(What is needed): Lines with the string "DepartmentID" are to be identified in the listing and copied.
Segment Open
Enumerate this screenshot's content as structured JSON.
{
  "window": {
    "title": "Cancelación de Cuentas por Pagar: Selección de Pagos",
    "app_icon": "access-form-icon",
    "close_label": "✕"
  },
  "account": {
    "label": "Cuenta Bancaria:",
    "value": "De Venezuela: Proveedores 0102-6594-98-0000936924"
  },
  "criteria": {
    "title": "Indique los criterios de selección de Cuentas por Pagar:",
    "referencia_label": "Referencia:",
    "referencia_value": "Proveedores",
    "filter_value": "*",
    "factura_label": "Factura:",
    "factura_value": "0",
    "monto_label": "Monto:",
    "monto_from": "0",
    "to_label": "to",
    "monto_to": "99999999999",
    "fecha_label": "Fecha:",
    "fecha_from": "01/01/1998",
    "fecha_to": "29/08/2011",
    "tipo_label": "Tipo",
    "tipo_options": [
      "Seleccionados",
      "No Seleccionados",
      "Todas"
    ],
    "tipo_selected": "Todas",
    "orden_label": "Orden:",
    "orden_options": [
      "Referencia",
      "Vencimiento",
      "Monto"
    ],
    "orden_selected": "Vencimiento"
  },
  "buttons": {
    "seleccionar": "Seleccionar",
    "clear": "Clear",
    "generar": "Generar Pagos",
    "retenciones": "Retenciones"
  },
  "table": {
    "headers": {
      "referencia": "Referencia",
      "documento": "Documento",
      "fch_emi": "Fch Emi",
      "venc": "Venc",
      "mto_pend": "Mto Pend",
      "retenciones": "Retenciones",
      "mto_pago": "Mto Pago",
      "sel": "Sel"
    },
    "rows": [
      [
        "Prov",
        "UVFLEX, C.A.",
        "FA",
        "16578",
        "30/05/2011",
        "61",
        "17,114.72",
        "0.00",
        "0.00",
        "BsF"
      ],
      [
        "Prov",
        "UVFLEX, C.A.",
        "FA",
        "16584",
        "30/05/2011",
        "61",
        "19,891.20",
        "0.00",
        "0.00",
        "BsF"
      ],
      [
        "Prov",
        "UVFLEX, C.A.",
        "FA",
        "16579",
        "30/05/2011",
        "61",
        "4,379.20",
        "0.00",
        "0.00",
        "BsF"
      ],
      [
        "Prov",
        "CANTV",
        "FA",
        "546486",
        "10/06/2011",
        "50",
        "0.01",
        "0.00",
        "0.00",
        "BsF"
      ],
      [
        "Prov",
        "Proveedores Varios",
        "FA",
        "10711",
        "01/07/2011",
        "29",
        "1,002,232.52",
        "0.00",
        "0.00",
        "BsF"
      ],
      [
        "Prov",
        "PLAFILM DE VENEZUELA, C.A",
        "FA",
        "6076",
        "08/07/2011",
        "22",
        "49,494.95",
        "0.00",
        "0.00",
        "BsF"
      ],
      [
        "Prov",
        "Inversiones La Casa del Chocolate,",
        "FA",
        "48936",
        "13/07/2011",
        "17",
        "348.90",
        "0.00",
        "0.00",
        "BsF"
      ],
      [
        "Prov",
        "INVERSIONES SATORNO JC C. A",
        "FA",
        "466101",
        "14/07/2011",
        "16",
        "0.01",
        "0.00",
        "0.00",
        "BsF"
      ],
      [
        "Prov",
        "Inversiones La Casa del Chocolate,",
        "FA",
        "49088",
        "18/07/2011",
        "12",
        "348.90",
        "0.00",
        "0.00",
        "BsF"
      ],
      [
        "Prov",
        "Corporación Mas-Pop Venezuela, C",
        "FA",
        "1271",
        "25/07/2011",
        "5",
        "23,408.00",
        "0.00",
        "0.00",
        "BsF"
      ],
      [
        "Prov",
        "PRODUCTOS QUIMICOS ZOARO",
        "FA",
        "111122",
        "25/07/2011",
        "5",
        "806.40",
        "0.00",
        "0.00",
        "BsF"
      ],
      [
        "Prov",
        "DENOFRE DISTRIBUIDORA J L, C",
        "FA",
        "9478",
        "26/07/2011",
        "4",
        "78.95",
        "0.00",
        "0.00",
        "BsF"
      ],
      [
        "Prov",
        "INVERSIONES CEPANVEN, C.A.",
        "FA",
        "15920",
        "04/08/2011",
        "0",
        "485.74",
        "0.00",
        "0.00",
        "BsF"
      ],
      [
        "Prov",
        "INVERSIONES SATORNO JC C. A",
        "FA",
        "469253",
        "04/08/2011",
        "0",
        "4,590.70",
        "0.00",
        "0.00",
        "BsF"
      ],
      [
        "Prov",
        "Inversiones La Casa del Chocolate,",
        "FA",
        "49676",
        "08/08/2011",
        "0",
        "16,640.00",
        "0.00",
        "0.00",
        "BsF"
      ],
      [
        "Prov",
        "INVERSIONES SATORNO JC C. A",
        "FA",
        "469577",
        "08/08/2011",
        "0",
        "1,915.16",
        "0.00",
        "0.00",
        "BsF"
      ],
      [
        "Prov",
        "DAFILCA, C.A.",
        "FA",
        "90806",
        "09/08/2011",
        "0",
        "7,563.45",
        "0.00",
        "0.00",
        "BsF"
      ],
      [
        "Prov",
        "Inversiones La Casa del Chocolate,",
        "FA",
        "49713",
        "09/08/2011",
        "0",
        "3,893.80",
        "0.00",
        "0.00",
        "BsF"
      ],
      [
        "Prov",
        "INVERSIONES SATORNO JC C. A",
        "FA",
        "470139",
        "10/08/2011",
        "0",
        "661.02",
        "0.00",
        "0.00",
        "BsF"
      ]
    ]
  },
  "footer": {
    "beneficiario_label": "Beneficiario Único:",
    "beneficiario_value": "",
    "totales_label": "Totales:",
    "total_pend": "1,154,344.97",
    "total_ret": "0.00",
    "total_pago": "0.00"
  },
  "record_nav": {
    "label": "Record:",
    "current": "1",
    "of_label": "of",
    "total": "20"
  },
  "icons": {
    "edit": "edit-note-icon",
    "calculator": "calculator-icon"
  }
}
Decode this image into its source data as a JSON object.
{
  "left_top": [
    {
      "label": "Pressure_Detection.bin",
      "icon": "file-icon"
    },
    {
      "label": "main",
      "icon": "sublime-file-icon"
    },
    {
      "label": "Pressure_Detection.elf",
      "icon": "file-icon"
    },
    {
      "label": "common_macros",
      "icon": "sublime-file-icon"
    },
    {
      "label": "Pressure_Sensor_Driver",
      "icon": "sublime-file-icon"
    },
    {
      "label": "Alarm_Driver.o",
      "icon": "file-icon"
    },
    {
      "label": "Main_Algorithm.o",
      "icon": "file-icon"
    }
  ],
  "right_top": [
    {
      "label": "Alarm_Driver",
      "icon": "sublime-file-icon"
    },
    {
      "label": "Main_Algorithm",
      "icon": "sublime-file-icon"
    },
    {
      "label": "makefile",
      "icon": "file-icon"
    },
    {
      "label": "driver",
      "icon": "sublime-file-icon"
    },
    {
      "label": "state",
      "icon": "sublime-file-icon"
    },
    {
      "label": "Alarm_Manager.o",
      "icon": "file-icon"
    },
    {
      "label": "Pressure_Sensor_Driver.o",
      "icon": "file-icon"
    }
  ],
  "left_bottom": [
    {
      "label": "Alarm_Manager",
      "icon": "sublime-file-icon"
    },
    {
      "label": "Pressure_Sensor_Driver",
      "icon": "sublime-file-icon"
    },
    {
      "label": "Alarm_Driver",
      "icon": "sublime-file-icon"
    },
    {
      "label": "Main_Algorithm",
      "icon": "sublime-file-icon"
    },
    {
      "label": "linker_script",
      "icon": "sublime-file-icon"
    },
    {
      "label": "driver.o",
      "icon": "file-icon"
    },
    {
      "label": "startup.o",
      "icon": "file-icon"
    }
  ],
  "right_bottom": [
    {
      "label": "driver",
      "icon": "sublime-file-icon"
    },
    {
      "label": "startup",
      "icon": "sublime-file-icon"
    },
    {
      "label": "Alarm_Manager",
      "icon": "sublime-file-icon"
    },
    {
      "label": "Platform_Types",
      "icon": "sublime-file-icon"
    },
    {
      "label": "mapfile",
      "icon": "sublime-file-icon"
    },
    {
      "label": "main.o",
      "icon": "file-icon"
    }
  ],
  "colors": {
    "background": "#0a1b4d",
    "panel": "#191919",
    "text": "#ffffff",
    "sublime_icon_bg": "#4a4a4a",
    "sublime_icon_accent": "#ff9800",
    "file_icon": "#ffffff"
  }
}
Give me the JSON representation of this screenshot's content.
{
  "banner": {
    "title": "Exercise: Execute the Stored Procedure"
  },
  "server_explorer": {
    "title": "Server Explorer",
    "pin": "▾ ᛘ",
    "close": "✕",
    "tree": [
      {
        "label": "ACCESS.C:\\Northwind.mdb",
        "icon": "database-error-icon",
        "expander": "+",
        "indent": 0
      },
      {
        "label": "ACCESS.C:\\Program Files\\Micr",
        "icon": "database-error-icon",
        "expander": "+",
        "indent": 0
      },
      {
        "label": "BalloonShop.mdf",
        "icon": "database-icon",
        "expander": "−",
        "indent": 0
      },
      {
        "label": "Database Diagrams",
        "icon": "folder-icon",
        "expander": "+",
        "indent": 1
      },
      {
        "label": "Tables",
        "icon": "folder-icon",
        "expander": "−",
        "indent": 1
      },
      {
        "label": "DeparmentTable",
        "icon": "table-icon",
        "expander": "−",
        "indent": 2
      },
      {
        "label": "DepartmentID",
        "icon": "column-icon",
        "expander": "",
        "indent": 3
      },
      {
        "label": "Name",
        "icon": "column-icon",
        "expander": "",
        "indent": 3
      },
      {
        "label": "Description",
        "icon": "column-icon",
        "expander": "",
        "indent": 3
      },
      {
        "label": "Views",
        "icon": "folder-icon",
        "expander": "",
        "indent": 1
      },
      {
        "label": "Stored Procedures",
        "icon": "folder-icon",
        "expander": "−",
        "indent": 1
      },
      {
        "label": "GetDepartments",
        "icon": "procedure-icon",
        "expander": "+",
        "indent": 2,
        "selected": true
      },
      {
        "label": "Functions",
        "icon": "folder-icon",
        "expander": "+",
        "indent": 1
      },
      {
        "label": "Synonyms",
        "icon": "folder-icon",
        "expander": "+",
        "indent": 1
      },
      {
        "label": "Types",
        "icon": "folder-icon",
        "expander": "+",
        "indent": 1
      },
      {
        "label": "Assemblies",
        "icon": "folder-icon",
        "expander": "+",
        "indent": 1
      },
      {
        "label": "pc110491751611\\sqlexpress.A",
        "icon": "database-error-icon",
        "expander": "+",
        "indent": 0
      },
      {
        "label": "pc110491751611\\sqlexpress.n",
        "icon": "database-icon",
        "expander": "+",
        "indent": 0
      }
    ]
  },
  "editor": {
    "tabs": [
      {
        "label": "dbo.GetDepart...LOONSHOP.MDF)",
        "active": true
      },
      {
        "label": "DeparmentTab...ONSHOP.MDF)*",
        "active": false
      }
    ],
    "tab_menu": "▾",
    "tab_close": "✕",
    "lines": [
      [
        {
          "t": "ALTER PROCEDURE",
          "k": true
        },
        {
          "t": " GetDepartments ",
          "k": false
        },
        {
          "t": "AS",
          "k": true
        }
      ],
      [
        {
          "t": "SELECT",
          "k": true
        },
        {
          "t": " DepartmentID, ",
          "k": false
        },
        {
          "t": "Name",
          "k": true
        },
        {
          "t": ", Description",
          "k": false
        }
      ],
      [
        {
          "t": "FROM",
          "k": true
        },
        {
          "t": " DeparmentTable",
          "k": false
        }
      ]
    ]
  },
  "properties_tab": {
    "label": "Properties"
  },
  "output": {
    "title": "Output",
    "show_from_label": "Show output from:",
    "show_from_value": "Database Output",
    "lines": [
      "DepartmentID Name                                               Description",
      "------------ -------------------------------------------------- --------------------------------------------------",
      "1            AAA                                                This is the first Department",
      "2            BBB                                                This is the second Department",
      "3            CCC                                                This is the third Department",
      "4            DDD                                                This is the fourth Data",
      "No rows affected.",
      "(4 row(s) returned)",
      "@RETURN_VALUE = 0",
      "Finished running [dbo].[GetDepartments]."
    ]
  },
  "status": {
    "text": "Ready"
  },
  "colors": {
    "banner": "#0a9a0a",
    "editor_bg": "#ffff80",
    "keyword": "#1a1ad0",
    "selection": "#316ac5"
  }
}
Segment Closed
(Solution to the exercise):
        "label": "DepartmentID",
          "t": " DepartmentID, ",
      "DepartmentID Name                                               Description",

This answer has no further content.